**Task item**
The lines below that include the word "JSON" are to be reported.

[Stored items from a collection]
****************************************

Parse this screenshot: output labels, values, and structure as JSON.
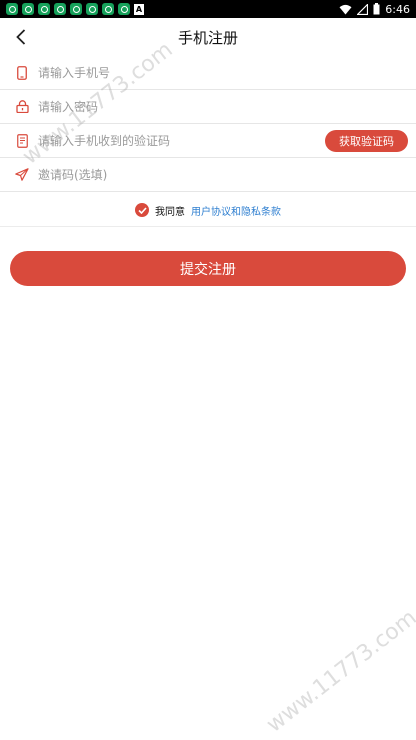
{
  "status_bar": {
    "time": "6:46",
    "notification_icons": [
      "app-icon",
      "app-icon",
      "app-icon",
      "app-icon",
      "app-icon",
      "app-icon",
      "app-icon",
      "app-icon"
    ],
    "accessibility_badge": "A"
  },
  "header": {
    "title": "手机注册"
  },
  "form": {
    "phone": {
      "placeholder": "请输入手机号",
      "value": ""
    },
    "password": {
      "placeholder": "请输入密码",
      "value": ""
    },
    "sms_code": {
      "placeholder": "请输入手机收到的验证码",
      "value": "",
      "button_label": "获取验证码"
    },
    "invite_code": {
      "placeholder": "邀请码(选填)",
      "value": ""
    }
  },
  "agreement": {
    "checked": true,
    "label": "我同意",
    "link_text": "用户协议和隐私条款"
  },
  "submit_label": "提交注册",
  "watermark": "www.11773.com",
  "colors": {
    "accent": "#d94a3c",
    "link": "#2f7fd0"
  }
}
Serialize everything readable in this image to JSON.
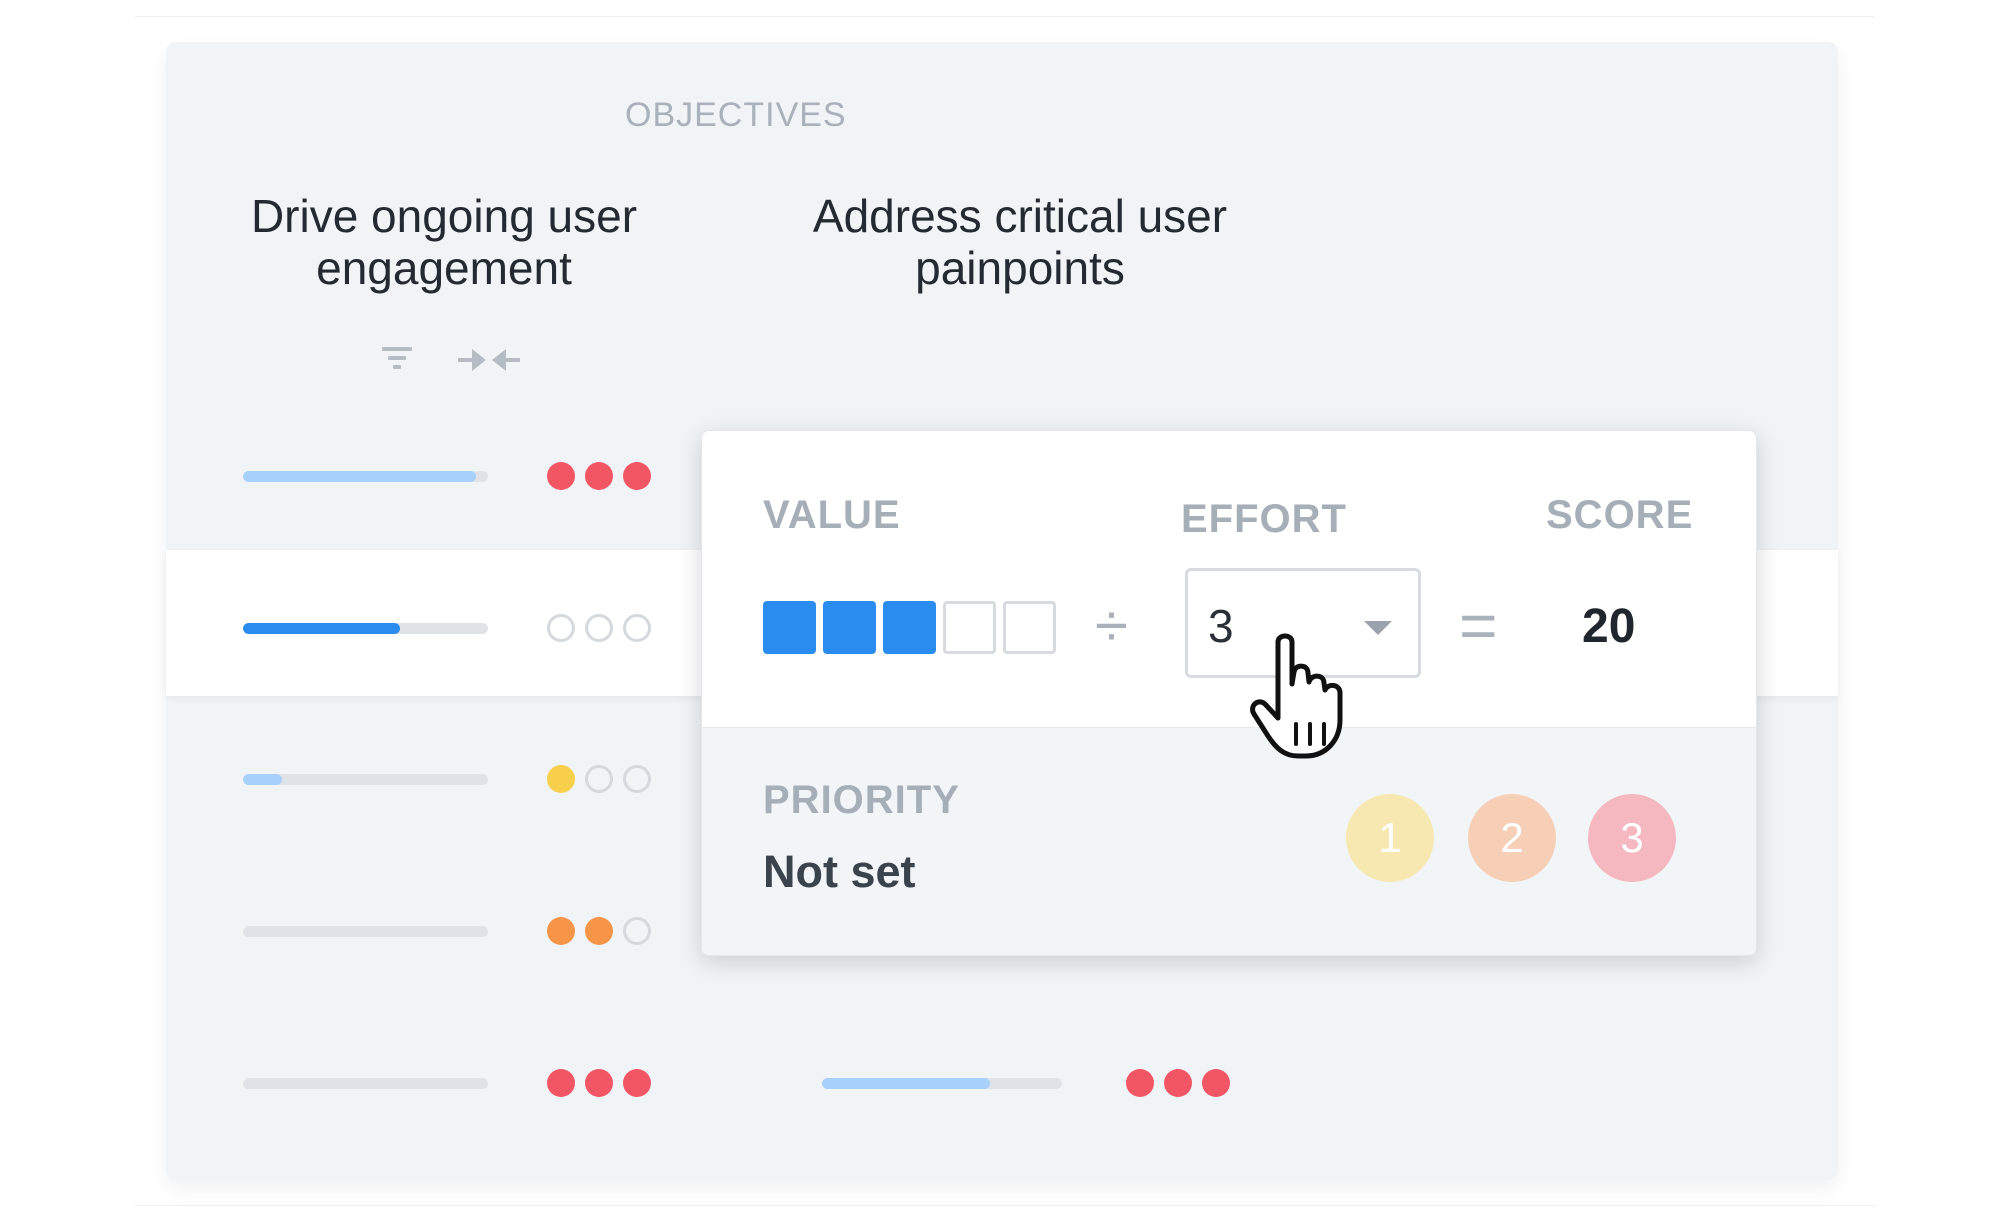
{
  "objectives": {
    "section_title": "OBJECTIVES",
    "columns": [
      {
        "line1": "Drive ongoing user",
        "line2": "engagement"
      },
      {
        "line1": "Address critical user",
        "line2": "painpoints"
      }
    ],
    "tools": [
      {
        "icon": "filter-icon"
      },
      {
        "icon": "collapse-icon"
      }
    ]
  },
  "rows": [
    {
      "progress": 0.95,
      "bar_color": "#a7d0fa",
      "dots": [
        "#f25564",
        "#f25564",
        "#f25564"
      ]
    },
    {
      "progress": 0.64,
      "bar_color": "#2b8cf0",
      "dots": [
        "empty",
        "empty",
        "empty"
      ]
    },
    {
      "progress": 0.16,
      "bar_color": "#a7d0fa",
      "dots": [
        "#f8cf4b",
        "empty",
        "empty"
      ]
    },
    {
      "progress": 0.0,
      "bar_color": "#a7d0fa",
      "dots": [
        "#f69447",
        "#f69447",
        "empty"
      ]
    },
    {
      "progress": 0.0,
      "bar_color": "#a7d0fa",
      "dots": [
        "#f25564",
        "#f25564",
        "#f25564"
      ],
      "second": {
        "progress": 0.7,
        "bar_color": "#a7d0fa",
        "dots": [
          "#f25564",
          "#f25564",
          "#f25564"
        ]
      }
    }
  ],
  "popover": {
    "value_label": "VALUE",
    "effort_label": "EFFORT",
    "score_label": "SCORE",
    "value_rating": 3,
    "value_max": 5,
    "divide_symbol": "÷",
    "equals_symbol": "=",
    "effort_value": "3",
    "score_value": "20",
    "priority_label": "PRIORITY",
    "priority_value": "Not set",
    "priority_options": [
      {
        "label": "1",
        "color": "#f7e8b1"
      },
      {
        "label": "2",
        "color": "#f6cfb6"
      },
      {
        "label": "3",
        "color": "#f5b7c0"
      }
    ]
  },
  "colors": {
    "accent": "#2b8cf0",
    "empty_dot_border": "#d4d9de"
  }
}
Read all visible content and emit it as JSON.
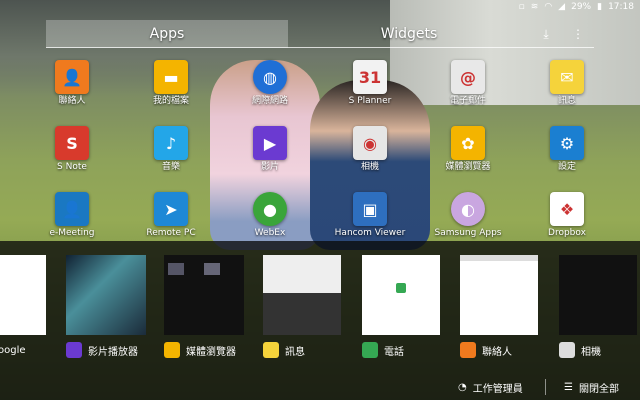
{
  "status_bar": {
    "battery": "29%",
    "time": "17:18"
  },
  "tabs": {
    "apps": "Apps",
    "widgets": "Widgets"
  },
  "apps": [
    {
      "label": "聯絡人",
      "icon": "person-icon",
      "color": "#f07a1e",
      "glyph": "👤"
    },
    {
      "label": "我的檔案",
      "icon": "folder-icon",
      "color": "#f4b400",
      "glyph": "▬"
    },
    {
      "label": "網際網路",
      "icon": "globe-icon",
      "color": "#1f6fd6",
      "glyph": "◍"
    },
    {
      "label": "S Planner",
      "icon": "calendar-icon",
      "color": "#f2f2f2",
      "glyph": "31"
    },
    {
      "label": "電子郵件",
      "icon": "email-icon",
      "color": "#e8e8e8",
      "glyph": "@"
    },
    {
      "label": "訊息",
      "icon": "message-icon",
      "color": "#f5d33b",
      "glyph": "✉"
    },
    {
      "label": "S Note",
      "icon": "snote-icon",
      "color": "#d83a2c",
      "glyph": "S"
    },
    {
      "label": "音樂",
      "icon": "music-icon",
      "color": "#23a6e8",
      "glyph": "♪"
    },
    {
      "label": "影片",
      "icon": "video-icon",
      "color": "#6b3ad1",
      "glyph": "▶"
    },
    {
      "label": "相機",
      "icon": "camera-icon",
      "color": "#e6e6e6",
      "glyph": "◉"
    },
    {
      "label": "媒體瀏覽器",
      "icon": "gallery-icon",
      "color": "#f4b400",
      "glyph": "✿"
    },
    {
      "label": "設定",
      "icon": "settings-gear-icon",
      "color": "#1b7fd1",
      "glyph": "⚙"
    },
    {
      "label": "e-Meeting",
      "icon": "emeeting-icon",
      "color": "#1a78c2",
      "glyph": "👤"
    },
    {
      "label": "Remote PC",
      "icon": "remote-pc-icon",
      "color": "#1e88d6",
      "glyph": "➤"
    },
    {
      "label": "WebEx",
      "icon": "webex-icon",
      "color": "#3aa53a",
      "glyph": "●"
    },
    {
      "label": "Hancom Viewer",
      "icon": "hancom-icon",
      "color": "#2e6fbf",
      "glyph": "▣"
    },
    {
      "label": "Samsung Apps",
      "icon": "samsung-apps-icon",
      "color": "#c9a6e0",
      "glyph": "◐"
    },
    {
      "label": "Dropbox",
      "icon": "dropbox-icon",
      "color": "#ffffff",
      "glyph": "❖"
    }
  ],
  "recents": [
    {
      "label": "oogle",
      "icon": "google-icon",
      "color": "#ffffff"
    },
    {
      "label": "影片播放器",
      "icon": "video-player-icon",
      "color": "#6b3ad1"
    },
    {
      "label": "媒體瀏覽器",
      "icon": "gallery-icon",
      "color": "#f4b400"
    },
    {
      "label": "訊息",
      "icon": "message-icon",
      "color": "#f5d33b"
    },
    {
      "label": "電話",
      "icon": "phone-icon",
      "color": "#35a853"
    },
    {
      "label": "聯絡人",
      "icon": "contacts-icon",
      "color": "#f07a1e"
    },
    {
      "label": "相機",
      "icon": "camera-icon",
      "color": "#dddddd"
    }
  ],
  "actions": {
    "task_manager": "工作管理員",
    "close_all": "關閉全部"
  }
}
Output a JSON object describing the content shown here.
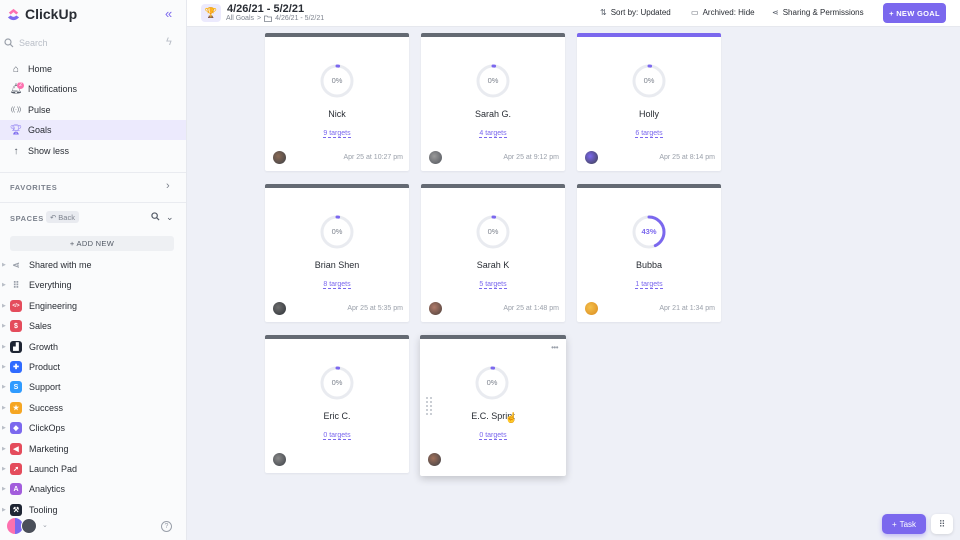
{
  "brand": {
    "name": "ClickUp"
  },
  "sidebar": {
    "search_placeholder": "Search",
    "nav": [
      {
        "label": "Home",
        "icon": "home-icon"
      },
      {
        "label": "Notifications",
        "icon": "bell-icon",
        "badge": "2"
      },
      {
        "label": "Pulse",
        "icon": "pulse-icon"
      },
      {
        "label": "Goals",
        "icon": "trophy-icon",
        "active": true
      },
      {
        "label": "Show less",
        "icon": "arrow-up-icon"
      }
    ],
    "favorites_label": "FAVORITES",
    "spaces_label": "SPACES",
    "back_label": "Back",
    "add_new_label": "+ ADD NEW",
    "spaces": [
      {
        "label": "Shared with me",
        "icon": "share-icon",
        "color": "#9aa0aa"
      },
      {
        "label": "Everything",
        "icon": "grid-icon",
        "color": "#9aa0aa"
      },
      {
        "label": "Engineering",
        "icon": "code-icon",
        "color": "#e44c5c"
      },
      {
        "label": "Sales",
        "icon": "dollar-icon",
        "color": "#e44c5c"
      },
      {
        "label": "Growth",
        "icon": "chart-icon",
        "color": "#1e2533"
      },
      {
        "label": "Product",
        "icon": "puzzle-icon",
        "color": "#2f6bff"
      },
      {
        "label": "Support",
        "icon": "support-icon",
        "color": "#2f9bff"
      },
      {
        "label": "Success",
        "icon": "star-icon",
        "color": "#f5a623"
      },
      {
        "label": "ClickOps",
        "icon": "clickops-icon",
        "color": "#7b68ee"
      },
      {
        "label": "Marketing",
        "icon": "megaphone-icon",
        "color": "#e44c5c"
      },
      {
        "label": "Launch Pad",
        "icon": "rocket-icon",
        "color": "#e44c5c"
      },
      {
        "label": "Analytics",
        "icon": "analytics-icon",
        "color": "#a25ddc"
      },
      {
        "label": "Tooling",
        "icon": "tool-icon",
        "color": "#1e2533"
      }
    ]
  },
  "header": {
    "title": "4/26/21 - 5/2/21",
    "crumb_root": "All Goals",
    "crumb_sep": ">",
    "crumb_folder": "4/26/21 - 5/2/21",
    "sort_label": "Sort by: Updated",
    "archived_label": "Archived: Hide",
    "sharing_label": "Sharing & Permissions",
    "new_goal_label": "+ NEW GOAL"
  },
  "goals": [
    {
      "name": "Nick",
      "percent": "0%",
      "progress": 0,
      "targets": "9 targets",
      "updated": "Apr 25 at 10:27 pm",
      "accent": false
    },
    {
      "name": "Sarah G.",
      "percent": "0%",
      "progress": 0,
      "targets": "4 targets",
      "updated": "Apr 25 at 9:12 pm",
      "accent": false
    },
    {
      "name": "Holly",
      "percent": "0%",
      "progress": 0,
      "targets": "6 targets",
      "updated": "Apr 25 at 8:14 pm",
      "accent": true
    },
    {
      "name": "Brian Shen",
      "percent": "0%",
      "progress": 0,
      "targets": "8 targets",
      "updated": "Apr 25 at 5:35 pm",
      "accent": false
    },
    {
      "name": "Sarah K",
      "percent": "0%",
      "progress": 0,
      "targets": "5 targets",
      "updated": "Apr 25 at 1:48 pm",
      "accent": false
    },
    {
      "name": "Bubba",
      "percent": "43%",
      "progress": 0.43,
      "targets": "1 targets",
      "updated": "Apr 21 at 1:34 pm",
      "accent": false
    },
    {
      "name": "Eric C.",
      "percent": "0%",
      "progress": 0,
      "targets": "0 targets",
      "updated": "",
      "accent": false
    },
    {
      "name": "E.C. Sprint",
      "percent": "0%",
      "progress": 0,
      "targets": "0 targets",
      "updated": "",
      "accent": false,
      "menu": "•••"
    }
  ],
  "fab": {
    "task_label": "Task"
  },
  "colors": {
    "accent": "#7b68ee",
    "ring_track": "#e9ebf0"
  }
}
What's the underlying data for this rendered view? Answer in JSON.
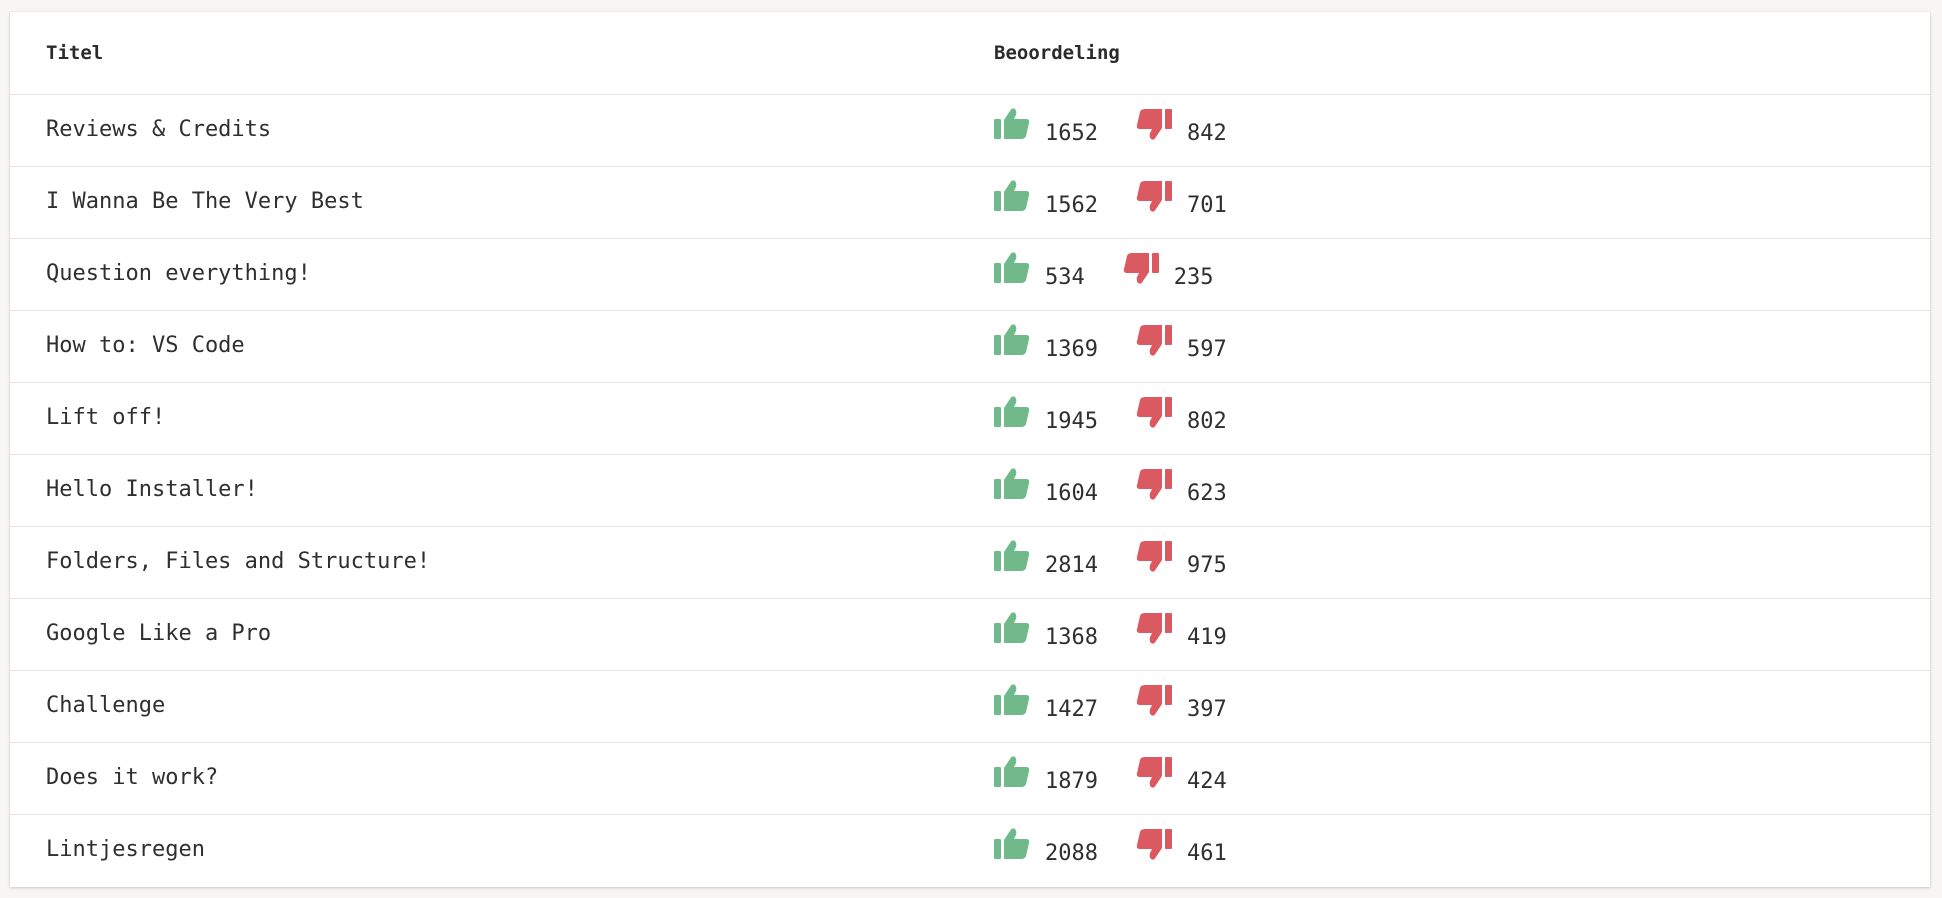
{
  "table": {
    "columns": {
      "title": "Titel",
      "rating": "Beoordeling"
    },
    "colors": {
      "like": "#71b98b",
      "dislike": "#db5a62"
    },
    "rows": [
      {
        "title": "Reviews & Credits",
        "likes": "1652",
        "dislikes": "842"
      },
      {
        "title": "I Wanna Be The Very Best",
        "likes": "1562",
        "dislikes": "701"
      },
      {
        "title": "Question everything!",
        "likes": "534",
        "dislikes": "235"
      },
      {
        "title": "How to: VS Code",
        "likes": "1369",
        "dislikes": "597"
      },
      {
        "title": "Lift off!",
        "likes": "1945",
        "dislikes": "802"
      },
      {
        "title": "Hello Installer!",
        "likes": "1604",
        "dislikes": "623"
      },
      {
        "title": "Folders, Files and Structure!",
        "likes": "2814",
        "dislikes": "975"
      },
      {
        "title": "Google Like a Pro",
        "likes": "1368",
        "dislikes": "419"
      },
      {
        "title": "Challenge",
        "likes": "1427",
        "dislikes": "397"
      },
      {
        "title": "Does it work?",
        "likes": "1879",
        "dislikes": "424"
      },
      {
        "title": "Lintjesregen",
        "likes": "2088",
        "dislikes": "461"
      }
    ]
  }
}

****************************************

**Output for this exercise**
Parse this screenshot: output labels, values, and structure as JSON.
Serialize everything readable in this image to JSON.
Read all visible content and emit it as JSON.
Output a JSON object describing the content shown here.
What's the underlying data for this rendered view? Answer in JSON.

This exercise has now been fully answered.